**Recorded information**:
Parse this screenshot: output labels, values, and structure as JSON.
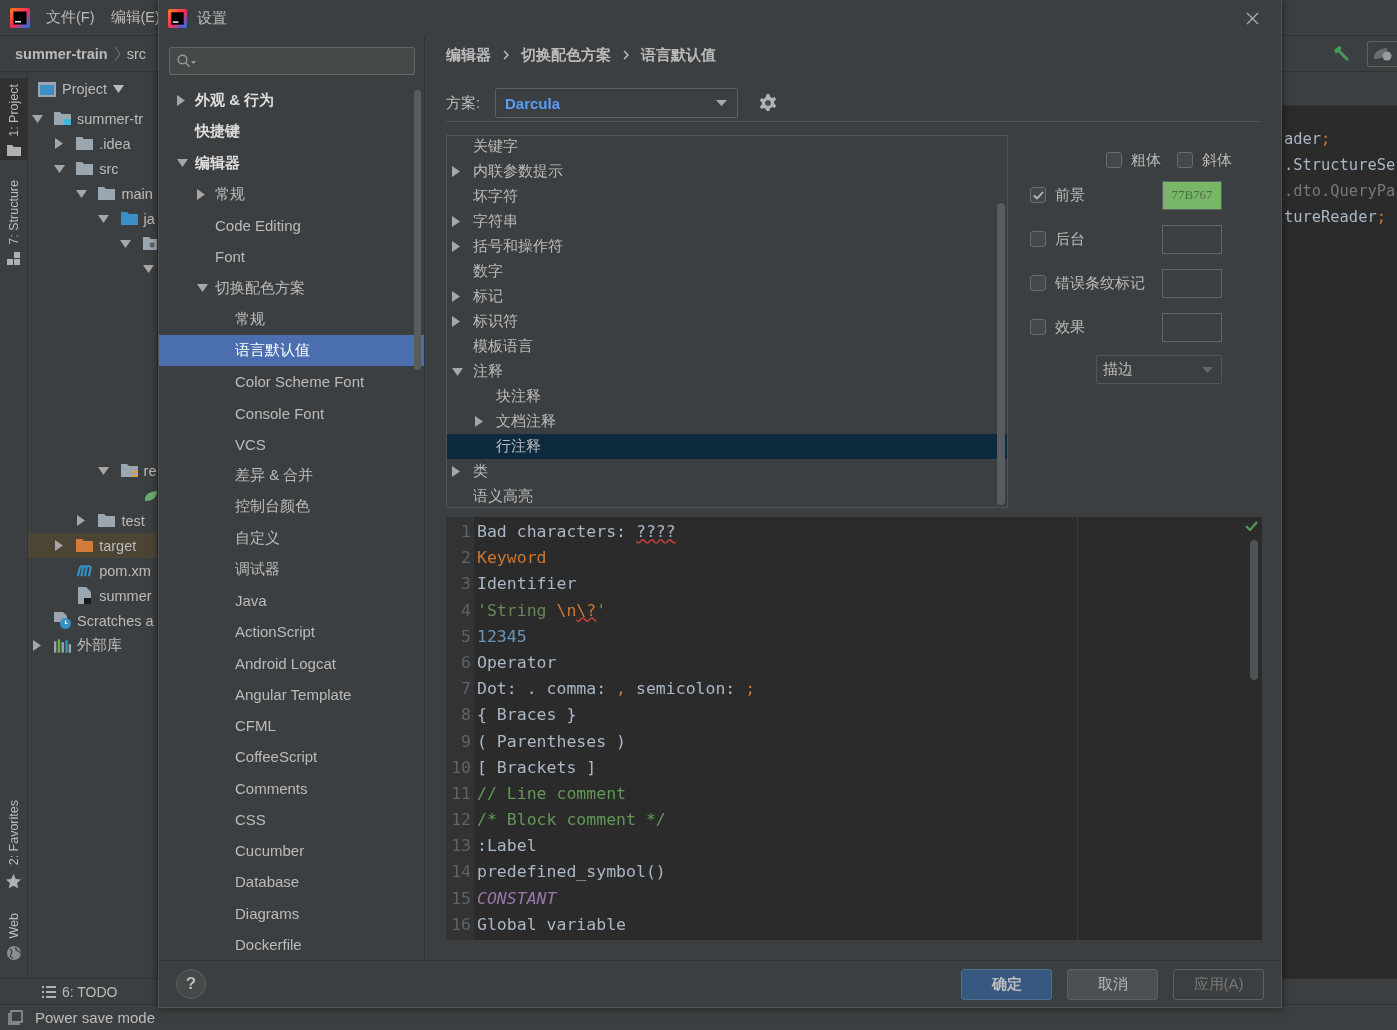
{
  "ide": {
    "menu": [
      {
        "label": "文件(F)"
      },
      {
        "label": "编辑(E)"
      }
    ],
    "nav_path": [
      "summer-train",
      "src"
    ],
    "stripe_top": [
      {
        "label": "1: Project",
        "kind": "project",
        "selected": true
      },
      {
        "label": "7: Structure",
        "kind": "structure",
        "selected": false
      }
    ],
    "stripe_bottom": [
      {
        "label": "2: Favorites",
        "kind": "favorites",
        "selected": false
      },
      {
        "label": "Web",
        "kind": "web",
        "selected": false
      }
    ],
    "project": {
      "title": "Project",
      "tree": [
        {
          "label": "summer-tr",
          "kind": "module",
          "expanded": true,
          "selected": false,
          "children": [
            {
              "label": ".idea",
              "kind": "folder",
              "expanded": false,
              "selected": false
            },
            {
              "label": "src",
              "kind": "folder",
              "expanded": true,
              "selected": false,
              "children": [
                {
                  "label": "main",
                  "kind": "folder",
                  "expanded": true,
                  "selected": false,
                  "children": [
                    {
                      "label": "ja",
                      "kind": "source",
                      "expanded": true,
                      "selected": false,
                      "children": [
                        {
                          "kind": "package",
                          "expanded": true,
                          "selected": false,
                          "children": [
                            {
                              "expanded": true,
                              "selected": false
                            }
                          ]
                        }
                      ]
                    },
                    {
                      "label": "re",
                      "kind": "resources",
                      "expanded": true,
                      "selected": false,
                      "children": [
                        {
                          "kind": "spring",
                          "selected": false
                        }
                      ]
                    }
                  ]
                },
                {
                  "label": "test",
                  "kind": "folder",
                  "expanded": false,
                  "selected": false
                }
              ]
            },
            {
              "label": "target",
              "kind": "excluded",
              "expanded": false,
              "selected": true
            },
            {
              "label": "pom.xm",
              "kind": "maven",
              "selected": false
            },
            {
              "label": "summer",
              "kind": "file",
              "selected": false
            }
          ]
        },
        {
          "label": "Scratches a",
          "kind": "scratches",
          "selected": false
        },
        {
          "label": "外部库",
          "kind": "library",
          "expanded": false,
          "selected": false
        }
      ]
    },
    "editor_lines": [
      [
        {
          "text": "ader",
          "kind": "plain"
        },
        {
          "text": ";",
          "kind": "semicolon"
        }
      ],
      [
        {
          "text": ".StructureSe",
          "kind": "plain"
        }
      ],
      [
        {
          "text": ".dto.QueryPa",
          "kind": "unused"
        }
      ],
      [
        {
          "text": "tureReader",
          "kind": "plain"
        },
        {
          "text": ";",
          "kind": "semicolon"
        }
      ]
    ],
    "bottom_tools": [
      {
        "label": "6: TODO",
        "kind": "todo"
      }
    ],
    "status": "Power save mode"
  },
  "dialog": {
    "title": "设置",
    "nav": [
      {
        "label": "外观 & 行为",
        "expanded": false,
        "selected": false
      },
      {
        "label": "快捷键",
        "selected": false
      },
      {
        "label": "编辑器",
        "expanded": true,
        "selected": false,
        "children": [
          {
            "label": "常规",
            "expanded": false,
            "selected": false
          },
          {
            "label": "Code Editing",
            "selected": false
          },
          {
            "label": "Font",
            "selected": false
          },
          {
            "label": "切换配色方案",
            "expanded": true,
            "selected": false,
            "children": [
              {
                "label": "常规",
                "selected": false
              },
              {
                "label": "语言默认值",
                "selected": true
              },
              {
                "label": "Color Scheme Font",
                "selected": false
              },
              {
                "label": "Console Font",
                "selected": false
              },
              {
                "label": "VCS",
                "selected": false
              },
              {
                "label": "差异 & 合并",
                "selected": false
              },
              {
                "label": "控制台颜色",
                "selected": false
              },
              {
                "label": "自定义",
                "selected": false
              },
              {
                "label": "调试器",
                "selected": false
              },
              {
                "label": "Java",
                "selected": false
              },
              {
                "label": "ActionScript",
                "selected": false
              },
              {
                "label": "Android Logcat",
                "selected": false
              },
              {
                "label": "Angular Template",
                "selected": false
              },
              {
                "label": "CFML",
                "selected": false
              },
              {
                "label": "CoffeeScript",
                "selected": false
              },
              {
                "label": "Comments",
                "selected": false
              },
              {
                "label": "CSS",
                "selected": false
              },
              {
                "label": "Cucumber",
                "selected": false
              },
              {
                "label": "Database",
                "selected": false
              },
              {
                "label": "Diagrams",
                "selected": false
              },
              {
                "label": "Dockerfile",
                "selected": false
              }
            ]
          }
        ]
      }
    ],
    "breadcrumb": [
      "编辑器",
      "切换配色方案",
      "语言默认值"
    ],
    "scheme": {
      "label": "方案:",
      "value": "Darcula"
    },
    "attributes": [
      {
        "label": "关键字",
        "selected": false
      },
      {
        "label": "内联参数提示",
        "expanded": false,
        "selected": false
      },
      {
        "label": "坏字符",
        "selected": false
      },
      {
        "label": "字符串",
        "expanded": false,
        "selected": false
      },
      {
        "label": "括号和操作符",
        "expanded": false,
        "selected": false
      },
      {
        "label": "数字",
        "selected": false
      },
      {
        "label": "标记",
        "expanded": false,
        "selected": false
      },
      {
        "label": "标识符",
        "expanded": false,
        "selected": false
      },
      {
        "label": "模板语言",
        "selected": false
      },
      {
        "label": "注释",
        "expanded": true,
        "selected": false,
        "children": [
          {
            "label": "块注释",
            "selected": false
          },
          {
            "label": "文档注释",
            "expanded": false,
            "selected": false
          },
          {
            "label": "行注释",
            "selected": true
          }
        ]
      },
      {
        "label": "类",
        "expanded": false,
        "selected": false
      },
      {
        "label": "语义高亮",
        "selected": false
      }
    ],
    "font_styles": [
      {
        "label": "粗体",
        "checked": false
      },
      {
        "label": "斜体",
        "checked": false
      }
    ],
    "color_rows": [
      {
        "label": "前景",
        "checked": true,
        "color": "#77b767",
        "value": "77B767"
      },
      {
        "label": "后台",
        "checked": false
      },
      {
        "label": "错误条纹标记",
        "checked": false
      },
      {
        "label": "效果",
        "checked": false
      }
    ],
    "effect": {
      "value": "描边",
      "disabled": true
    },
    "preview": [
      {
        "number": "1",
        "tokens": [
          {
            "text": "Bad characters: ",
            "kind": "plain"
          },
          {
            "text": "????",
            "kind": "bad"
          }
        ]
      },
      {
        "number": "2",
        "tokens": [
          {
            "text": "Keyword",
            "kind": "keyword"
          }
        ]
      },
      {
        "number": "3",
        "tokens": [
          {
            "text": "Identifier",
            "kind": "plain"
          }
        ]
      },
      {
        "number": "4",
        "tokens": [
          {
            "text": "'String ",
            "kind": "string"
          },
          {
            "text": "\\n",
            "kind": "escape"
          },
          {
            "text": "\\?",
            "kind": "invalid_escape"
          },
          {
            "text": "'",
            "kind": "string"
          }
        ]
      },
      {
        "number": "5",
        "tokens": [
          {
            "text": "12345",
            "kind": "number"
          }
        ]
      },
      {
        "number": "6",
        "tokens": [
          {
            "text": "Operator",
            "kind": "plain"
          }
        ]
      },
      {
        "number": "7",
        "tokens": [
          {
            "text": "Dot: ",
            "kind": "plain"
          },
          {
            "text": ".",
            "kind": "operator"
          },
          {
            "text": " comma: ",
            "kind": "plain"
          },
          {
            "text": ",",
            "kind": "comma"
          },
          {
            "text": " semicolon: ",
            "kind": "plain"
          },
          {
            "text": ";",
            "kind": "semicolon"
          }
        ]
      },
      {
        "number": "8",
        "tokens": [
          {
            "text": "{ Braces }",
            "kind": "plain"
          }
        ]
      },
      {
        "number": "9",
        "tokens": [
          {
            "text": "( Parentheses )",
            "kind": "plain"
          }
        ]
      },
      {
        "number": "10",
        "tokens": [
          {
            "text": "[ Brackets ]",
            "kind": "plain"
          }
        ]
      },
      {
        "number": "11",
        "tokens": [
          {
            "text": "// Line comment",
            "kind": "comment"
          }
        ]
      },
      {
        "number": "12",
        "tokens": [
          {
            "text": "/* Block comment */",
            "kind": "comment"
          }
        ]
      },
      {
        "number": "13",
        "tokens": [
          {
            "text": ":Label",
            "kind": "plain"
          }
        ]
      },
      {
        "number": "14",
        "tokens": [
          {
            "text": "predefined_symbol()",
            "kind": "plain"
          }
        ]
      },
      {
        "number": "15",
        "tokens": [
          {
            "text": "CONSTANT",
            "kind": "constant"
          }
        ]
      },
      {
        "number": "16",
        "tokens": [
          {
            "text": "Global variable",
            "kind": "plain"
          }
        ]
      }
    ],
    "help": "?",
    "buttons": [
      {
        "label": "确定",
        "kind": "primary"
      },
      {
        "label": "取消",
        "kind": "normal"
      },
      {
        "label": "应用(A)",
        "kind": "disabled"
      }
    ]
  }
}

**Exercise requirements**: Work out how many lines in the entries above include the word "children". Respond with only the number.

**Answer for this exercise**: 9